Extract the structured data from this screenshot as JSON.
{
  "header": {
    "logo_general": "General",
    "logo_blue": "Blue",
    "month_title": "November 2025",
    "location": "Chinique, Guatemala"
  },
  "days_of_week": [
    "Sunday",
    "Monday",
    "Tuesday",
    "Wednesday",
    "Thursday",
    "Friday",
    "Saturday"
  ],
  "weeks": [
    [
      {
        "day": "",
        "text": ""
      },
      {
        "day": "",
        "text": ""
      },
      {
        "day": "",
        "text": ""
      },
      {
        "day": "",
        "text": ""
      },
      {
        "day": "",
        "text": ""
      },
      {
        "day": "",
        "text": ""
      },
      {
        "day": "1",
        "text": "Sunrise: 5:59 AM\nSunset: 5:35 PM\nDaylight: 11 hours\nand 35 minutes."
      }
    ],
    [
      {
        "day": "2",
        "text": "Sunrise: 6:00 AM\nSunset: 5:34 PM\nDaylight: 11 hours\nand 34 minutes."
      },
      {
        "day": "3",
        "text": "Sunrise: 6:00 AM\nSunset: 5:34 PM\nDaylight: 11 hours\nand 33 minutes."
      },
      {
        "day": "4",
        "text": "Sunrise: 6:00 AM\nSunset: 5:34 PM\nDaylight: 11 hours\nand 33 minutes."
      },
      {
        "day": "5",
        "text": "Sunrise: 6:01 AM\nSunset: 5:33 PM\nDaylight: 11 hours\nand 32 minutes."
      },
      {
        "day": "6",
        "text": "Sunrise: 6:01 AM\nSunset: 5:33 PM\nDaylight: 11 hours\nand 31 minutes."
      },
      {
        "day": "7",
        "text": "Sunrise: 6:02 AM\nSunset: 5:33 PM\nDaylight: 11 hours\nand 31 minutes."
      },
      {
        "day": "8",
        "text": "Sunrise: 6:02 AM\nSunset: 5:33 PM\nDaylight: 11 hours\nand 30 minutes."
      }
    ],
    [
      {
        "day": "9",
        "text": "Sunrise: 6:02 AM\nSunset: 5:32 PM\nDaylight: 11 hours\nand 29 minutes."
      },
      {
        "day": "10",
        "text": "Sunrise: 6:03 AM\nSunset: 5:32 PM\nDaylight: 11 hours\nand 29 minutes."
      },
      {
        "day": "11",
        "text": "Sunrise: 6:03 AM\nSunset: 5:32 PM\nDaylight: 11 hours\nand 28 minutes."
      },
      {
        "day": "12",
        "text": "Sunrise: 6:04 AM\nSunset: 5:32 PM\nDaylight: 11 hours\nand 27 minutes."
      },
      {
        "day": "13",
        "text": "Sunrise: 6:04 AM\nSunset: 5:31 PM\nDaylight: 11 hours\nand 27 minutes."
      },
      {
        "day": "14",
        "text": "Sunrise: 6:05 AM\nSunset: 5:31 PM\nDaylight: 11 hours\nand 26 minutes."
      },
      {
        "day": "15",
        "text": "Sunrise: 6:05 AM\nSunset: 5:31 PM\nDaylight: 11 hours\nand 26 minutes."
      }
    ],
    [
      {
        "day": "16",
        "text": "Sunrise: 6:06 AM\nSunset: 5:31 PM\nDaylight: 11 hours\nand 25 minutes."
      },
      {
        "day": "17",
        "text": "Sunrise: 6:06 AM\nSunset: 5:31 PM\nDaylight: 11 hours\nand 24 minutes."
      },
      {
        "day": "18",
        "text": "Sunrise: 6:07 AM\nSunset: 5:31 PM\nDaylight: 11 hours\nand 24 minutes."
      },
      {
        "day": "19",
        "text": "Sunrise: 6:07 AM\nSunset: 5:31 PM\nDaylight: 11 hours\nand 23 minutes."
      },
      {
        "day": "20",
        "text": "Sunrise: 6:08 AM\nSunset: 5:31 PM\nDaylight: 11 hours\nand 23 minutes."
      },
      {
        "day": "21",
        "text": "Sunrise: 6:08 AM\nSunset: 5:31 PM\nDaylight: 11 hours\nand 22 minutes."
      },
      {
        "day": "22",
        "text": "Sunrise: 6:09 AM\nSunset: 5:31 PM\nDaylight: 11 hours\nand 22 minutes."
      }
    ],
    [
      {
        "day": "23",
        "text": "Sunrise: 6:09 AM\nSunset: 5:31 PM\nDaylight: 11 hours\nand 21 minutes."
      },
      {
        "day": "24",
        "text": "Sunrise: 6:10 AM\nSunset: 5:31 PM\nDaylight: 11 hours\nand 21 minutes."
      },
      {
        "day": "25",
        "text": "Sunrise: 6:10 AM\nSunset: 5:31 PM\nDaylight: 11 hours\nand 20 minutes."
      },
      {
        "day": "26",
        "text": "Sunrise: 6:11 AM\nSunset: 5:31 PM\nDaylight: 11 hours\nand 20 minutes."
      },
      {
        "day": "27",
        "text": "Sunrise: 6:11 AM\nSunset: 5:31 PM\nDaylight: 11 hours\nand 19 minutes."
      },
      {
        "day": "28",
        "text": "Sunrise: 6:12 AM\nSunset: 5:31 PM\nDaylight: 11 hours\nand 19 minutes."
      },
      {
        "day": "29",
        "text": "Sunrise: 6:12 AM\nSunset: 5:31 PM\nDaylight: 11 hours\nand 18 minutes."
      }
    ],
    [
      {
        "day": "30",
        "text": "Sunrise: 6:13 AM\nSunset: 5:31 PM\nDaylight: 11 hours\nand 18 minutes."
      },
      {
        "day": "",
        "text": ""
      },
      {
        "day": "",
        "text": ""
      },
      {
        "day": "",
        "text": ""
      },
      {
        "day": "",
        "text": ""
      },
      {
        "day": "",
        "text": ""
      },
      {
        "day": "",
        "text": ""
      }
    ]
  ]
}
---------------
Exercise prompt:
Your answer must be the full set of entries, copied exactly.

Answer:
Extract the structured data from this screenshot as JSON.
{
  "header": {
    "logo_general": "General",
    "logo_blue": "Blue",
    "month_title": "November 2025",
    "location": "Chinique, Guatemala"
  },
  "days_of_week": [
    "Sunday",
    "Monday",
    "Tuesday",
    "Wednesday",
    "Thursday",
    "Friday",
    "Saturday"
  ],
  "weeks": [
    [
      {
        "day": "",
        "text": ""
      },
      {
        "day": "",
        "text": ""
      },
      {
        "day": "",
        "text": ""
      },
      {
        "day": "",
        "text": ""
      },
      {
        "day": "",
        "text": ""
      },
      {
        "day": "",
        "text": ""
      },
      {
        "day": "1",
        "text": "Sunrise: 5:59 AM\nSunset: 5:35 PM\nDaylight: 11 hours\nand 35 minutes."
      }
    ],
    [
      {
        "day": "2",
        "text": "Sunrise: 6:00 AM\nSunset: 5:34 PM\nDaylight: 11 hours\nand 34 minutes."
      },
      {
        "day": "3",
        "text": "Sunrise: 6:00 AM\nSunset: 5:34 PM\nDaylight: 11 hours\nand 33 minutes."
      },
      {
        "day": "4",
        "text": "Sunrise: 6:00 AM\nSunset: 5:34 PM\nDaylight: 11 hours\nand 33 minutes."
      },
      {
        "day": "5",
        "text": "Sunrise: 6:01 AM\nSunset: 5:33 PM\nDaylight: 11 hours\nand 32 minutes."
      },
      {
        "day": "6",
        "text": "Sunrise: 6:01 AM\nSunset: 5:33 PM\nDaylight: 11 hours\nand 31 minutes."
      },
      {
        "day": "7",
        "text": "Sunrise: 6:02 AM\nSunset: 5:33 PM\nDaylight: 11 hours\nand 31 minutes."
      },
      {
        "day": "8",
        "text": "Sunrise: 6:02 AM\nSunset: 5:33 PM\nDaylight: 11 hours\nand 30 minutes."
      }
    ],
    [
      {
        "day": "9",
        "text": "Sunrise: 6:02 AM\nSunset: 5:32 PM\nDaylight: 11 hours\nand 29 minutes."
      },
      {
        "day": "10",
        "text": "Sunrise: 6:03 AM\nSunset: 5:32 PM\nDaylight: 11 hours\nand 29 minutes."
      },
      {
        "day": "11",
        "text": "Sunrise: 6:03 AM\nSunset: 5:32 PM\nDaylight: 11 hours\nand 28 minutes."
      },
      {
        "day": "12",
        "text": "Sunrise: 6:04 AM\nSunset: 5:32 PM\nDaylight: 11 hours\nand 27 minutes."
      },
      {
        "day": "13",
        "text": "Sunrise: 6:04 AM\nSunset: 5:31 PM\nDaylight: 11 hours\nand 27 minutes."
      },
      {
        "day": "14",
        "text": "Sunrise: 6:05 AM\nSunset: 5:31 PM\nDaylight: 11 hours\nand 26 minutes."
      },
      {
        "day": "15",
        "text": "Sunrise: 6:05 AM\nSunset: 5:31 PM\nDaylight: 11 hours\nand 26 minutes."
      }
    ],
    [
      {
        "day": "16",
        "text": "Sunrise: 6:06 AM\nSunset: 5:31 PM\nDaylight: 11 hours\nand 25 minutes."
      },
      {
        "day": "17",
        "text": "Sunrise: 6:06 AM\nSunset: 5:31 PM\nDaylight: 11 hours\nand 24 minutes."
      },
      {
        "day": "18",
        "text": "Sunrise: 6:07 AM\nSunset: 5:31 PM\nDaylight: 11 hours\nand 24 minutes."
      },
      {
        "day": "19",
        "text": "Sunrise: 6:07 AM\nSunset: 5:31 PM\nDaylight: 11 hours\nand 23 minutes."
      },
      {
        "day": "20",
        "text": "Sunrise: 6:08 AM\nSunset: 5:31 PM\nDaylight: 11 hours\nand 23 minutes."
      },
      {
        "day": "21",
        "text": "Sunrise: 6:08 AM\nSunset: 5:31 PM\nDaylight: 11 hours\nand 22 minutes."
      },
      {
        "day": "22",
        "text": "Sunrise: 6:09 AM\nSunset: 5:31 PM\nDaylight: 11 hours\nand 22 minutes."
      }
    ],
    [
      {
        "day": "23",
        "text": "Sunrise: 6:09 AM\nSunset: 5:31 PM\nDaylight: 11 hours\nand 21 minutes."
      },
      {
        "day": "24",
        "text": "Sunrise: 6:10 AM\nSunset: 5:31 PM\nDaylight: 11 hours\nand 21 minutes."
      },
      {
        "day": "25",
        "text": "Sunrise: 6:10 AM\nSunset: 5:31 PM\nDaylight: 11 hours\nand 20 minutes."
      },
      {
        "day": "26",
        "text": "Sunrise: 6:11 AM\nSunset: 5:31 PM\nDaylight: 11 hours\nand 20 minutes."
      },
      {
        "day": "27",
        "text": "Sunrise: 6:11 AM\nSunset: 5:31 PM\nDaylight: 11 hours\nand 19 minutes."
      },
      {
        "day": "28",
        "text": "Sunrise: 6:12 AM\nSunset: 5:31 PM\nDaylight: 11 hours\nand 19 minutes."
      },
      {
        "day": "29",
        "text": "Sunrise: 6:12 AM\nSunset: 5:31 PM\nDaylight: 11 hours\nand 18 minutes."
      }
    ],
    [
      {
        "day": "30",
        "text": "Sunrise: 6:13 AM\nSunset: 5:31 PM\nDaylight: 11 hours\nand 18 minutes."
      },
      {
        "day": "",
        "text": ""
      },
      {
        "day": "",
        "text": ""
      },
      {
        "day": "",
        "text": ""
      },
      {
        "day": "",
        "text": ""
      },
      {
        "day": "",
        "text": ""
      },
      {
        "day": "",
        "text": ""
      }
    ]
  ]
}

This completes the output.